A trust that pioneered the use of IT in the NHS is tendering for a new patient care information system because its 15-year-old software will not last until a replacement arrives from the National Programme for IT (NPfIT).

An OJEU advertisement issued by Wirral Hospitals NHS Trust says that implementation is planned to start in May of this year, and will need to be completed by summer 2007.

Trust chief executive, Frank Burns, explained: "Wirral Hospital fully supports the national programme and has no concerns about the ultimate functionality of the products procured. It is simply a problem of timing. For clinical safety reasons, we must replace our functionality-rich, 15-year-old system within the next two and a half years, and the national programme solution will not be ready in time."

"There is no mystery about the timing," Burns confirmed to E-Health Insider. "Our procurement was delayed pending the outcome of the NPfIT procurement as we would have preferred to adopt an NPfIT solution."

Neil Large, director of finance and ICT at Cheshire and Merseyside Strategic Health Authority, confirmed: "The trust faces exceptional circumstances, as it needs to replace its existing system by June 2007 in advance of rolling out the NPfIT ultimate solution." He continued that while NPfIT would eventually meet the trust’s requirements, it would not be "within the life of the existing system."

He explained that other trusts would be maintaining their existing systems for up to eight years before adopting the chosen NPfIT clinical system for their region.

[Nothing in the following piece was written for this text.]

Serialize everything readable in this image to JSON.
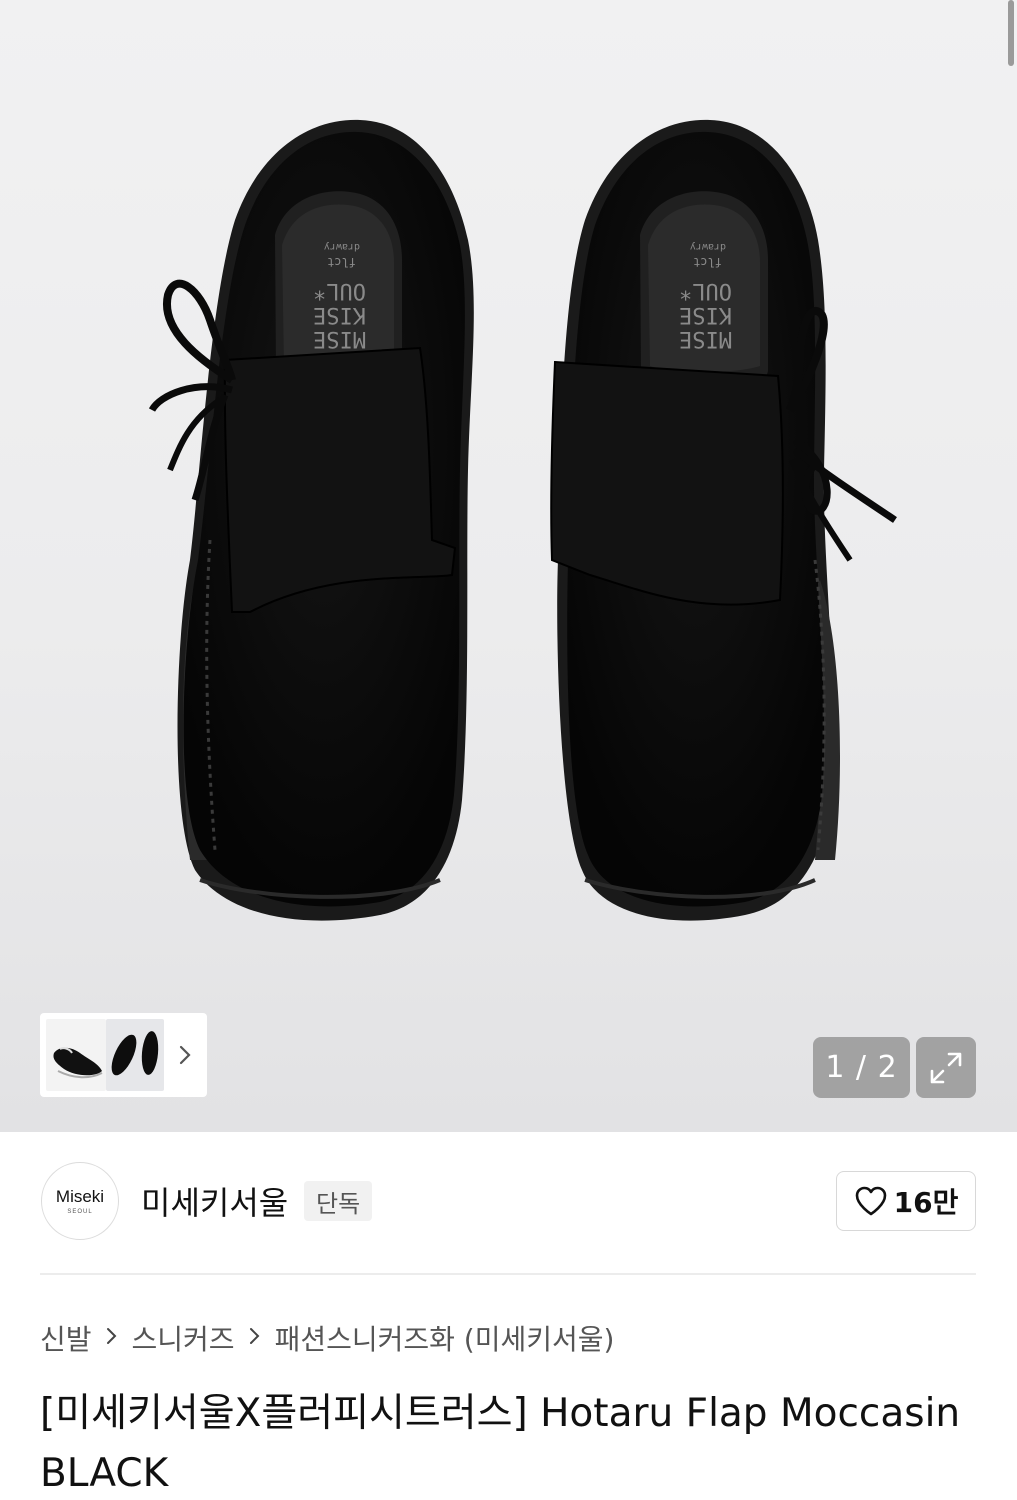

Wirral, however, is not in a position to carry on upgrading its ageing system and the national programme has enabled organisations in this position to have immediate access to a high quality new solution.

"In short, Wirral’s interim solution is simply due to a timing issue and, having reviewed the business case, the SHA believes it is a pragmatic response to enable continuity of service," concluded Large.

The successful contractor will be required to develop software that interfaces both with the NPfIT’s systems and Wirral’s existing system, an Eclipsys TDS 7000 which has been implemented with "considerable tailoring", according to the tender document.

The document sets out a long list of areas to be covered by the new system and states that the solution will need to support the trust’s medium term aim of achieving a Level 6 electronic patient record. This is the highest level on the system set out by Information for Health, the 1998 Department of Health policy to which Burns contributed substantially.

Wirral has a high reputation for outstanding work in healthcare IT and Burns made clear when the national programme started that he would want to keep the trust’s work moving on.

"I couldn’t handle the lethargy in my organisation if we were put in a siding while the rest catch up. We need to make sure the pioneers keep pioneering. We need to demonstrate to the doubters that these things are possible," he told the Healthcare Computing 2003 conference.

The trust, located in the southern part of Merseyside, covers four hospitals: Arrowe Park Hospital; Clatterbridge General Hospital; Victoria Central Hospital and St Catherine’s Hospital. It falls in the North-west and West Midlands cluster whose NPfIT local service provider is CSC.  The chosen NPfIT clinical solution provider for the cluster is iSOFT.